→ **Records to process**
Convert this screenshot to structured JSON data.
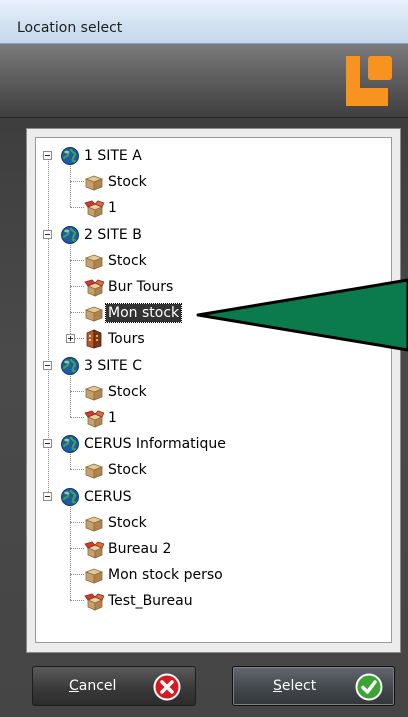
{
  "window": {
    "title": "Location select"
  },
  "tree": {
    "nodes": [
      {
        "label": "1 SITE A",
        "icon": "globe-icon",
        "level": 0,
        "expander": "minus",
        "last": false
      },
      {
        "label": "Stock",
        "icon": "box-icon",
        "level": 1,
        "last": false
      },
      {
        "label": "1",
        "icon": "open-box-icon",
        "level": 1,
        "last": true
      },
      {
        "label": "2 SITE B",
        "icon": "globe-icon",
        "level": 0,
        "expander": "minus",
        "last": false
      },
      {
        "label": "Stock",
        "icon": "box-icon",
        "level": 1,
        "last": false
      },
      {
        "label": "Bur Tours",
        "icon": "open-box-icon",
        "level": 1,
        "last": false
      },
      {
        "label": "Mon stock",
        "icon": "box-icon",
        "level": 1,
        "last": false,
        "selected": true
      },
      {
        "label": "Tours",
        "icon": "building-icon",
        "level": 1,
        "expander": "plus",
        "last": true
      },
      {
        "label": "3 SITE C",
        "icon": "globe-icon",
        "level": 0,
        "expander": "minus",
        "last": false
      },
      {
        "label": "Stock",
        "icon": "box-icon",
        "level": 1,
        "last": false
      },
      {
        "label": "1",
        "icon": "open-box-icon",
        "level": 1,
        "last": true
      },
      {
        "label": "CERUS Informatique",
        "icon": "globe-icon",
        "level": 0,
        "expander": "minus",
        "last": false
      },
      {
        "label": "Stock",
        "icon": "box-icon",
        "level": 1,
        "last": true
      },
      {
        "label": "CERUS",
        "icon": "globe-icon",
        "level": 0,
        "expander": "minus",
        "last": true
      },
      {
        "label": "Stock",
        "icon": "box-icon",
        "level": 1,
        "last": false
      },
      {
        "label": "Bureau 2",
        "icon": "open-box-icon",
        "level": 1,
        "last": false
      },
      {
        "label": "Mon stock perso",
        "icon": "box-icon",
        "level": 1,
        "last": false
      },
      {
        "label": "Test_Bureau",
        "icon": "open-box-icon",
        "level": 1,
        "last": true
      }
    ]
  },
  "buttons": {
    "cancel_label": "Cancel",
    "select_label": "Select"
  },
  "colors": {
    "accent_orange": "#f7931e",
    "selection": "#333333",
    "pointer_green": "#0b7a4c",
    "cancel_red": "#d71920",
    "select_green": "#3aa435"
  }
}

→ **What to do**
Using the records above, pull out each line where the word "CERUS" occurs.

→ **Solved problem**
        "label": "CERUS Informatique",
        "label": "CERUS",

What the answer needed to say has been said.